To learn more and download a free brochure, fill out the fields below. You can also call (888) 658-2042 to speak to one of our Admissions Counselors about the University of Arizona’s online Master of Science in Electrical and Computer Engineering.
The University of Arizona respects your right to privacy. By submitting this form, you consent to receive emails and calls from a representative of the University of Arizona, which may include the use of automated technology. Consent is needed to contact you, but is not a requirement to register or enroll.
To complete the Master of Science in Electrical and Computer Engineering, you must satisfy the following requirements. The curriculum allows for a high degree of flexibility, giving you the opportunity to build an individual course of study that suits your academic and professional goals. Every course reflects UA’s high standards of academic rigor, preparing you to design and implement electrical or computer systems that meet specifications and demonstrate mastery of circuitry and electronics.
Before the end of the first semester, you’ll be asked to submit a Draft Plan of Study detailing your intended coursework (see Designing Your Unique Academic Plan section). This plan must comprise 30 units of required graduate coursework (500- or 600-level) and fulfill the following requirements:
- All requirements for the master’s degree must be completed within 6 years to ensure currency of knowledge. Time-to-degree begins with the earliest course listed on the Plan of Study, including credits transferred from other institutions. Work more than 6 years old is not accepted toward degree requirements.
Additionally, a cumulative GPA of 3.0 or higher must be maintained on all coursework taken.
Some of the courses that you can choose from include:
|Course #||Course Name||Units|
|ECE 501B||Advanced Linear Systems Theory||3 Units|
|ECE 503||Probability and Random Processes for Engineering Applications||3 Units|

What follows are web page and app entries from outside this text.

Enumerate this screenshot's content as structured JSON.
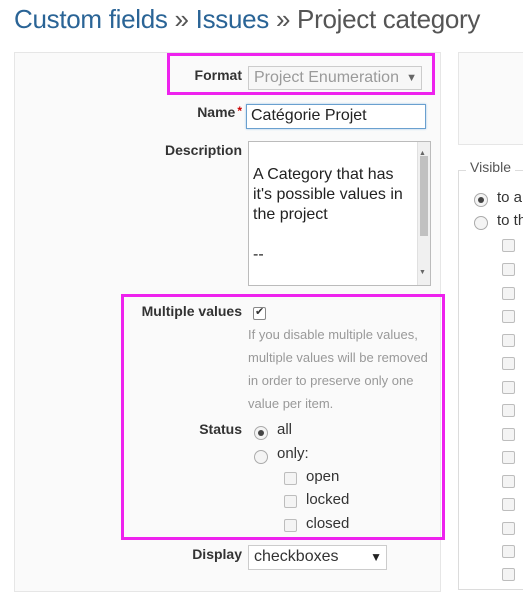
{
  "breadcrumb": {
    "custom_fields": "Custom fields",
    "sep1": "»",
    "issues": "Issues",
    "sep2": "»",
    "current": "Project category"
  },
  "form": {
    "format": {
      "label": "Format",
      "value": "Project Enumeration"
    },
    "name": {
      "label": "Name",
      "required_mark": "*",
      "value": "Catégorie Projet"
    },
    "description": {
      "label": "Description",
      "value": "A Category that has it's possible values in the project\n\n--\n\nUne Catégorie qui"
    },
    "multiple_values": {
      "label": "Multiple values",
      "checked": true,
      "hint": "If you disable multiple values, multiple values will be removed in order to preserve only one value per item."
    },
    "status": {
      "label": "Status",
      "all_label": "all",
      "only_label": "only:",
      "options": [
        "open",
        "locked",
        "closed"
      ]
    },
    "display": {
      "label": "Display",
      "value": "checkboxes"
    }
  },
  "visible_panel": {
    "legend": "Visible",
    "option1": "to a",
    "option2": "to th"
  },
  "colors": {
    "link": "#2a6496",
    "highlight": "#ee22ee",
    "required": "#cc0000"
  }
}
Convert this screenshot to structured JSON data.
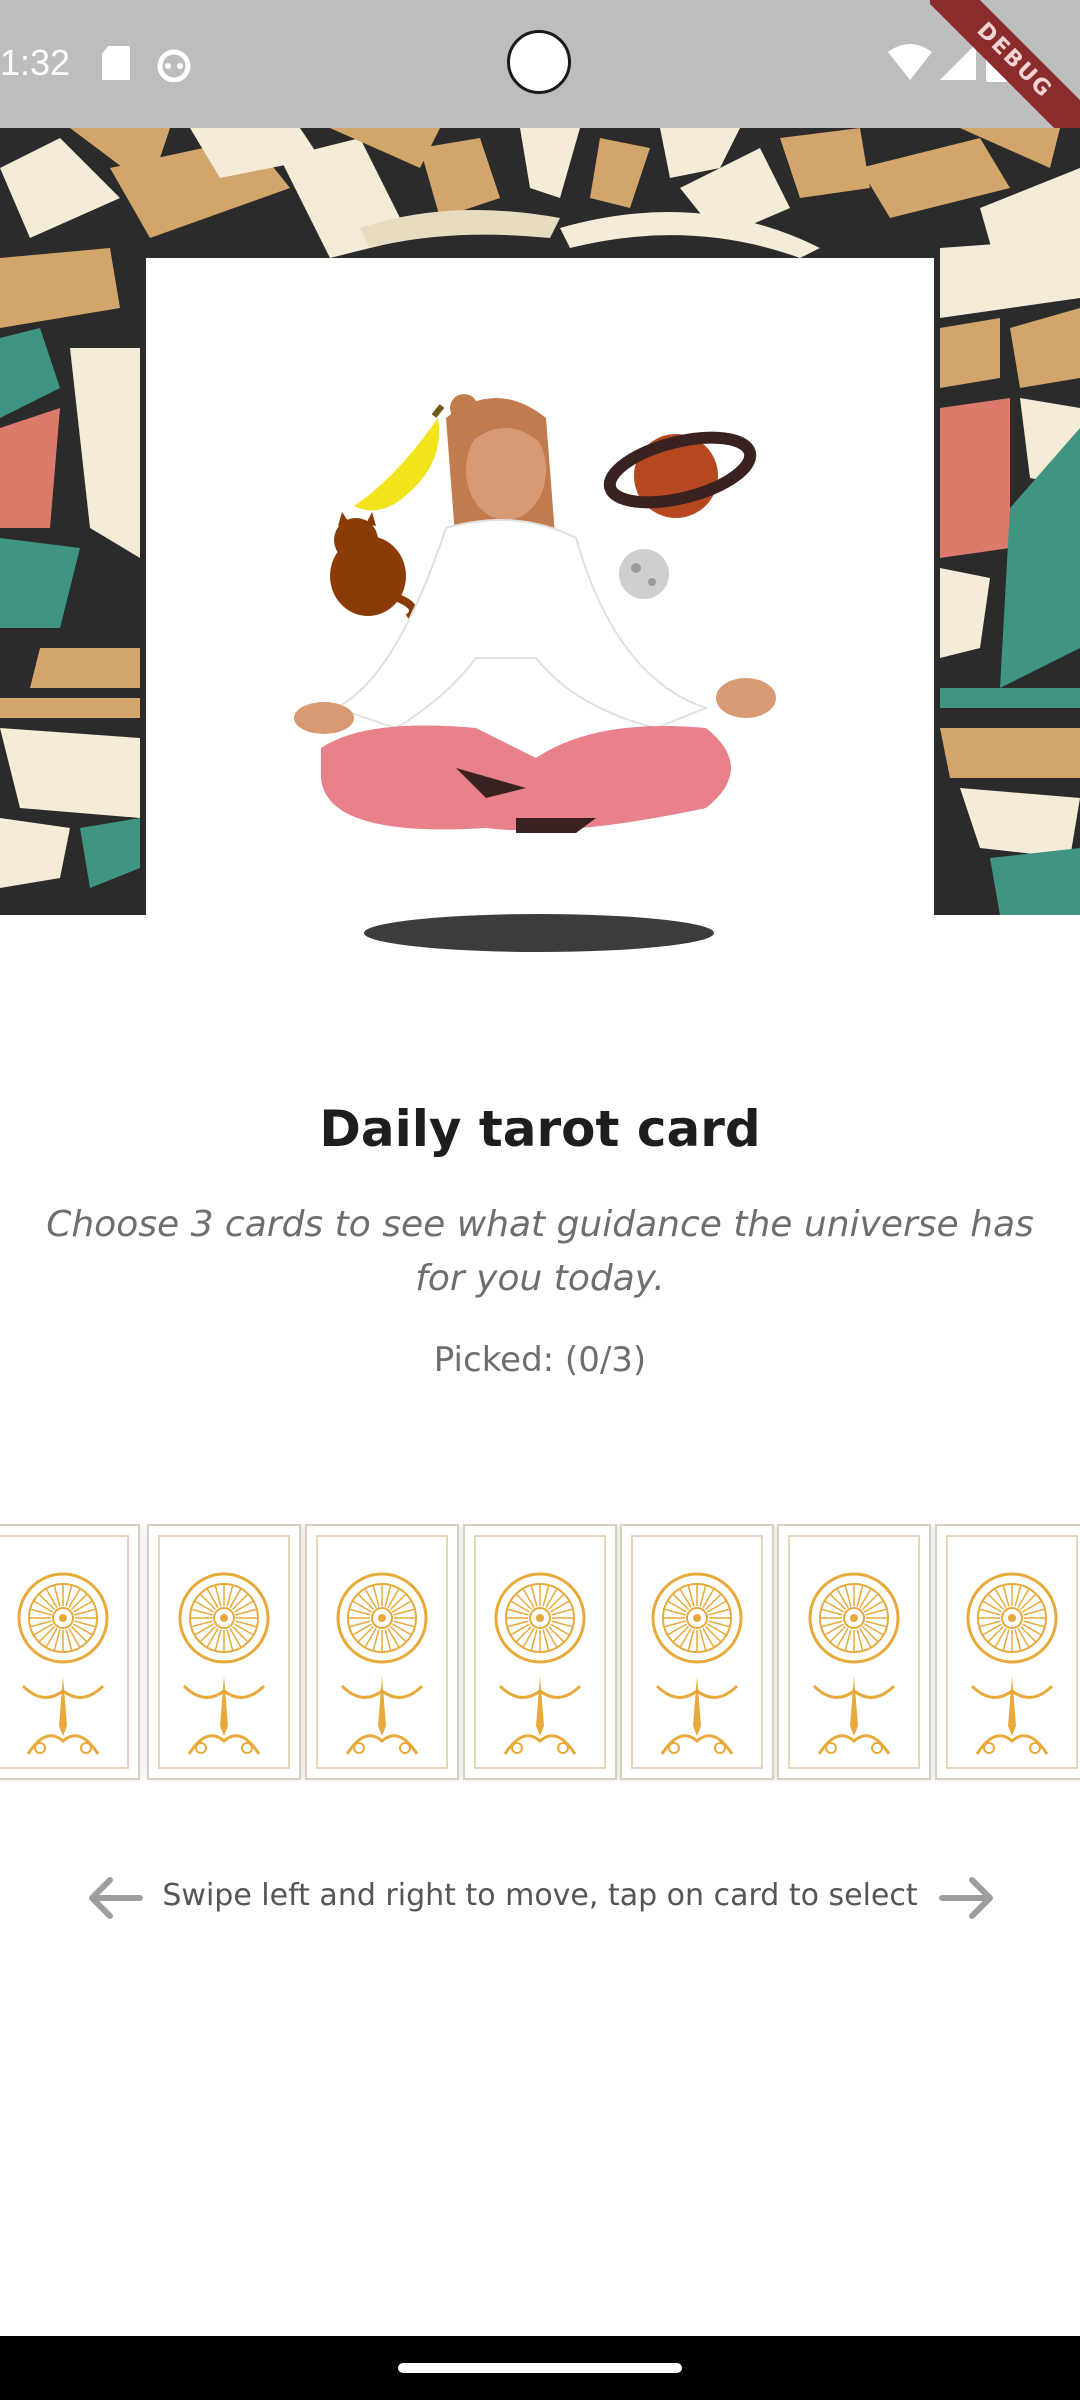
{
  "status_bar": {
    "time": "1:32",
    "icons": [
      "sd-card-icon",
      "android-icon",
      "wifi-icon",
      "signal-icon",
      "battery-icon"
    ]
  },
  "debug_banner": "DEBUG",
  "content": {
    "title": "Daily tarot card",
    "subtitle": "Choose 3 cards to see what guidance the universe has for you today.",
    "picked": "Picked: (0/3)"
  },
  "hint": {
    "text": "Swipe left and right to move, tap on card to select",
    "left_icon": "arrow-left-icon",
    "right_icon": "arrow-right-icon"
  },
  "colors": {
    "hero_bg": "#2b2b2b",
    "tan": "#d2a56a",
    "cream": "#f4ecd6",
    "coral": "#dc7a6c",
    "teal": "#3f9582",
    "card_gold": "#e7a93a",
    "status_bar": "#bdbdbd"
  }
}
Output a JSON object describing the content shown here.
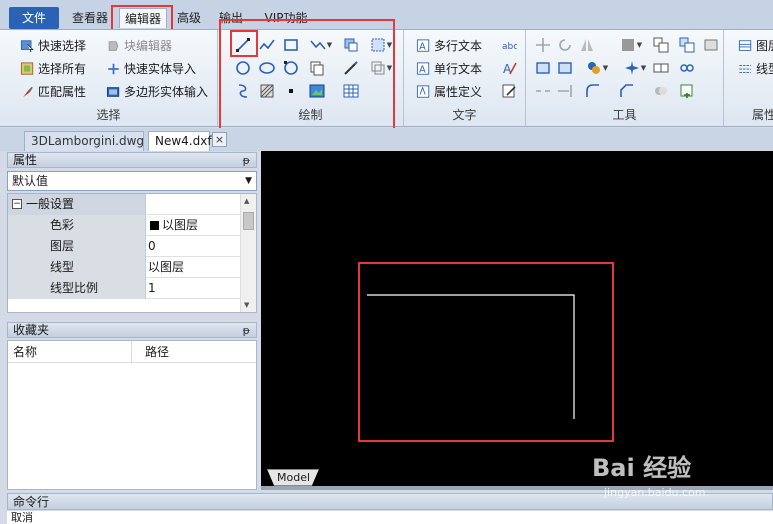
{
  "menu": {
    "tabs": [
      "文件",
      "查看器",
      "编辑器",
      "高级",
      "输出",
      "VIP功能"
    ],
    "active": "编辑器"
  },
  "ribbon": {
    "select_group": {
      "label": "选择",
      "quick_select": "快速选择",
      "select_all": "选择所有",
      "match_props": "匹配属性",
      "block_editor": "块编辑器",
      "quick_entity_import": "快速实体导入",
      "polygon_entity_input": "多边形实体输入"
    },
    "draw_group": {
      "label": "绘制",
      "tools": [
        "line-icon",
        "polyline-icon",
        "rectangle-icon",
        "spline-icon",
        "insert-block-icon",
        "region-icon",
        "circle-icon",
        "ellipse-icon",
        "arc-icon",
        "copy-icon",
        "pen-icon",
        "offset-icon",
        "helix-icon",
        "hatch-icon",
        "point-icon",
        "image-icon",
        "table-icon"
      ]
    },
    "text_group": {
      "label": "文字",
      "mtext": "多行文本",
      "text": "单行文本",
      "attdef": "属性定义"
    },
    "tools_group": {
      "label": "工具"
    },
    "props_group": {
      "label": "属性",
      "item1": "图层",
      "item2": "线型"
    }
  },
  "documents": {
    "tabs": [
      "3DLamborgini.dwg",
      "New4.dxf"
    ],
    "active": "New4.dxf",
    "close": "×"
  },
  "properties_panel": {
    "title": "属性",
    "pin": "ᵽ",
    "dropdown_value": "默认值",
    "group_label": "一般设置",
    "group_toggle": "−",
    "rows": [
      {
        "key": "色彩",
        "value": "以图层",
        "swatch": "#000000"
      },
      {
        "key": "图层",
        "value": "0"
      },
      {
        "key": "线型",
        "value": "以图层"
      },
      {
        "key": "线型比例",
        "value": "1"
      }
    ]
  },
  "favorites_panel": {
    "title": "收藏夹",
    "pin": "ᵽ",
    "col_name": "名称",
    "col_path": "路径"
  },
  "canvas": {
    "model_tab": "Model",
    "background": "#000000"
  },
  "command": {
    "title": "命令行",
    "output": "取消"
  },
  "watermark": {
    "logo": "Bai 经验",
    "url": "jingyan.baidu.com"
  },
  "colors": {
    "file_tab": "#2a63b6",
    "highlight": "#e23a3a",
    "icon_blue": "#2b62b8"
  }
}
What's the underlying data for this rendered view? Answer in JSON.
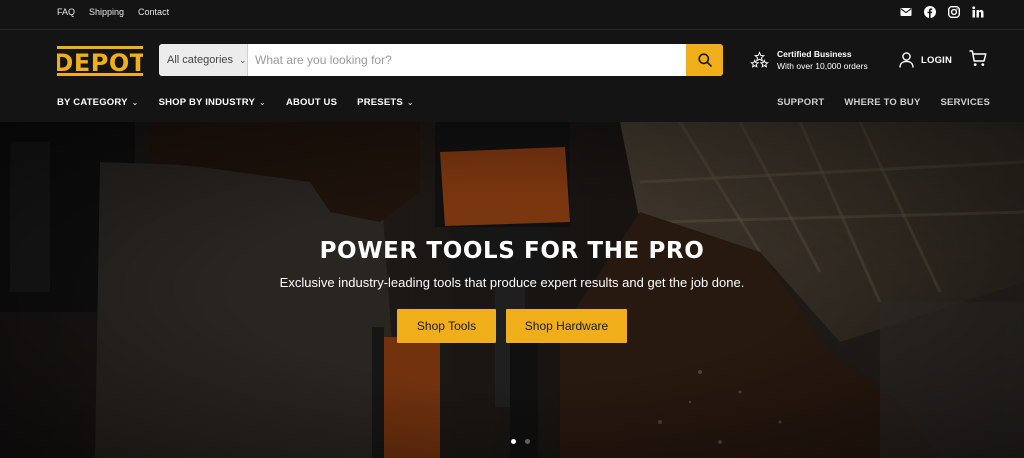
{
  "topbar": {
    "links": [
      "FAQ",
      "Shipping",
      "Contact"
    ],
    "social_icons": [
      "mail-icon",
      "facebook-icon",
      "instagram-icon",
      "linkedin-icon"
    ]
  },
  "header": {
    "logo_text": "DEPOT",
    "search": {
      "category_label": "All categories",
      "placeholder": "What are you looking for?"
    },
    "certified": {
      "title": "Certified Business",
      "subtitle": "With over 10,000 orders"
    },
    "login_label": "LOGIN"
  },
  "nav": {
    "left": [
      "BY CATEGORY",
      "SHOP BY INDUSTRY",
      "ABOUT US",
      "PRESETS"
    ],
    "right": [
      "SUPPORT",
      "WHERE TO BUY",
      "SERVICES"
    ]
  },
  "hero": {
    "title": "POWER TOOLS FOR THE PRO",
    "subtitle": "Exclusive industry-leading tools that produce expert results and get the job done.",
    "buttons": [
      "Shop Tools",
      "Shop Hardware"
    ],
    "slide_count": 2,
    "active_slide": 1
  },
  "colors": {
    "accent": "#f0ae1a",
    "background": "#141414",
    "tool_orange": "#e8661e"
  }
}
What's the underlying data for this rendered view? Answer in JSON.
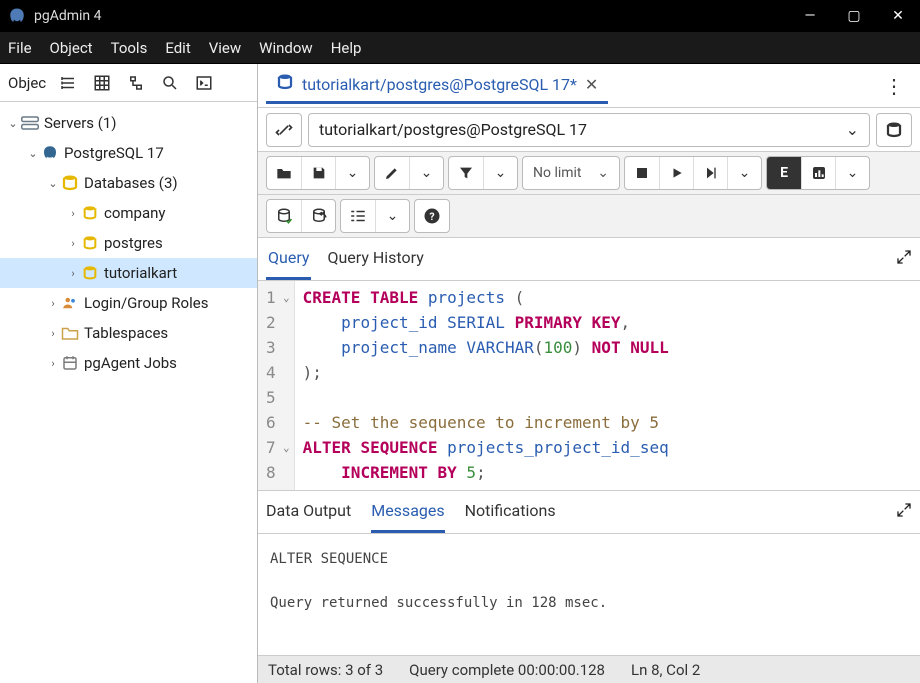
{
  "window": {
    "title": "pgAdmin 4"
  },
  "menu": {
    "items": [
      "File",
      "Object",
      "Tools",
      "Edit",
      "View",
      "Window",
      "Help"
    ]
  },
  "sidebar": {
    "label": "Objec",
    "tree": {
      "servers": {
        "label": "Servers (1)"
      },
      "pg": {
        "label": "PostgreSQL 17"
      },
      "databases": {
        "label": "Databases (3)"
      },
      "db0": {
        "label": "company"
      },
      "db1": {
        "label": "postgres"
      },
      "db2": {
        "label": "tutorialkart"
      },
      "roles": {
        "label": "Login/Group Roles"
      },
      "tablespaces": {
        "label": "Tablespaces"
      },
      "jobs": {
        "label": "pgAgent Jobs"
      }
    }
  },
  "tab": {
    "title": "tutorialkart/postgres@PostgreSQL 17*"
  },
  "connection": {
    "text": "tutorialkart/postgres@PostgreSQL 17"
  },
  "toolbar": {
    "nolimit": "No limit"
  },
  "query_tabs": {
    "query": "Query",
    "history": "Query History"
  },
  "editor": {
    "lines": [
      {
        "n": "1",
        "fold": true
      },
      {
        "n": "2"
      },
      {
        "n": "3"
      },
      {
        "n": "4"
      },
      {
        "n": "5"
      },
      {
        "n": "6"
      },
      {
        "n": "7",
        "fold": true
      },
      {
        "n": "8"
      }
    ],
    "tokens": {
      "l1_kw1": "CREATE",
      "l1_kw2": "TABLE",
      "l1_id": "projects",
      "l1_p1": " (",
      "l2_id": "project_id",
      "l2_fn": "SERIAL",
      "l2_kw": "PRIMARY KEY",
      "l2_c": ",",
      "l3_id": "project_name",
      "l3_fn": "VARCHAR",
      "l3_p1": "(",
      "l3_num": "100",
      "l3_p2": ")",
      "l3_kw": "NOT NULL",
      "l4": ");",
      "l6_cmt": "-- Set the sequence to increment by 5",
      "l7_kw1": "ALTER",
      "l7_kw2": "SEQUENCE",
      "l7_id": "projects_project_id_seq",
      "l8_kw1": "INCREMENT",
      "l8_kw2": "BY",
      "l8_num": "5",
      "l8_p": ";"
    }
  },
  "output_tabs": {
    "data": "Data Output",
    "messages": "Messages",
    "notif": "Notifications"
  },
  "messages": {
    "line1": "ALTER SEQUENCE",
    "line2": "Query returned successfully in 128 msec."
  },
  "status": {
    "rows": "Total rows: 3 of 3",
    "time": "Query complete 00:00:00.128",
    "pos": "Ln 8, Col 2"
  }
}
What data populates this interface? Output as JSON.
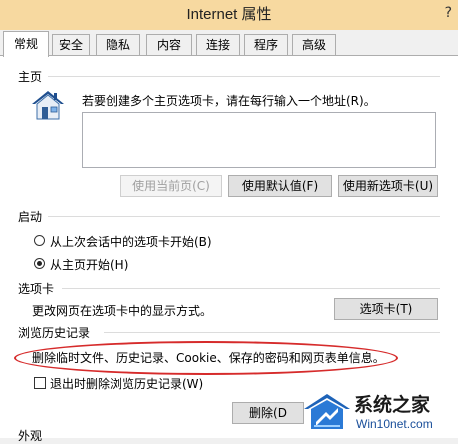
{
  "window": {
    "title": "Internet 属性",
    "help": "?"
  },
  "tabs": [
    {
      "label": "常规",
      "active": true
    },
    {
      "label": "安全"
    },
    {
      "label": "隐私"
    },
    {
      "label": "内容"
    },
    {
      "label": "连接"
    },
    {
      "label": "程序"
    },
    {
      "label": "高级"
    }
  ],
  "homepage": {
    "section_label": "主页",
    "instruction": "若要创建多个主页选项卡，请在每行输入一个地址(R)。",
    "value": "",
    "buttons": {
      "use_current": "使用当前页(C)",
      "use_default": "使用默认值(F)",
      "use_new_tab": "使用新选项卡(U)"
    },
    "icon": "house-icon"
  },
  "startup": {
    "section_label": "启动",
    "options": [
      {
        "label": "从上次会话中的选项卡开始(B)",
        "checked": false
      },
      {
        "label": "从主页开始(H)",
        "checked": true
      }
    ]
  },
  "tabs_section": {
    "section_label": "选项卡",
    "description": "更改网页在选项卡中的显示方式。",
    "button": "选项卡(T)"
  },
  "history": {
    "section_label": "浏览历史记录",
    "description": "删除临时文件、历史记录、Cookie、保存的密码和网页表单信息。",
    "checkbox_label": "退出时删除浏览历史记录(W)",
    "checkbox_checked": false,
    "delete_button": "删除(D"
  },
  "appearance": {
    "section_label": "外观"
  },
  "watermark": {
    "line1": "系统之家",
    "line2": "Win10net.com"
  },
  "colors": {
    "highlight_ellipse": "#d62b2b",
    "titlebar": "#f7d9a0"
  }
}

|ECE 505||Model-Integrated Computing||3 Units|
|ECE 506||Reconfigurable Computing||3 Units|
|ECE 509||Cyber Security – Concept, Theory, Practice||3 Units|
|ECE 527||Holography and Diffractive Optics||3 Units|
|ECE 529||Digital Signal Processing||3 Units|
|ECE 535A||Digital Communications Systems||3 Units|
|ECE 538||Radar Signal Processing||3 Units|
|ECE 541A||Automatic Control||3 Units|
|ECE 542||Digital Control Systems||3 Units|
|ECE 562||Computer Architecture and Design||3 Units|
|ECE 564||Advanced Topics in Computer Networks||3 Units|
|ECE 566||Knowledge-System Engineering||3 Units|
|ECE 573||Software Engineering Concepts||3 Units|
|ECE 578||Fundamentals of Computer Networks||3 Units|
|ECE 579||Principles of Artificial Intelligence||3 Units|
|ECE 639||Detection and Estimation in Engineering Systems||3 Units|
Designing Your Unique Academic Plan
New students must obtain an initial Faculty Advisor prior to or at the beginning of the first semester of study. The initial Faculty Advisor will assist in selecting courses for the Draft Plan of Study, which is a comprehensive plan detailing what courses you’ll pursue to complete the program. You may also submit a revised Draft Plan of Study for approval at any time. The study plan is then finalized and submitted to the College of Engineering for approval.
You can view our online course catalog and start crafting your academic plan.
We strongly encourage including a wide breadth of topics in the study plan. Your Faculty Advisor may require that the study plan include specific courses, including non-ECE courses, if it is necessary for your desired area of research.
Should you be interested in pursuing your Ph.D. after completing the program, we advise carefully considering the policies regarding your Ph.D. minor of interest when selecting your M.S. coursework. Up to 6 units of the Ph.D. minor may come from the M.S. coursework, if approved by the relevant minor department. In general, the Dept. of ECE allows a split Ph.D. minor consisting of coursework from more than one department. In the case of a dual or split minor, each sub-minor must consist of at least 6 units of coursework from the same department. However, ECE Ph.D. students with a non-ECE minor may be required by the minor department to take all 12 units of the minor in that minor department.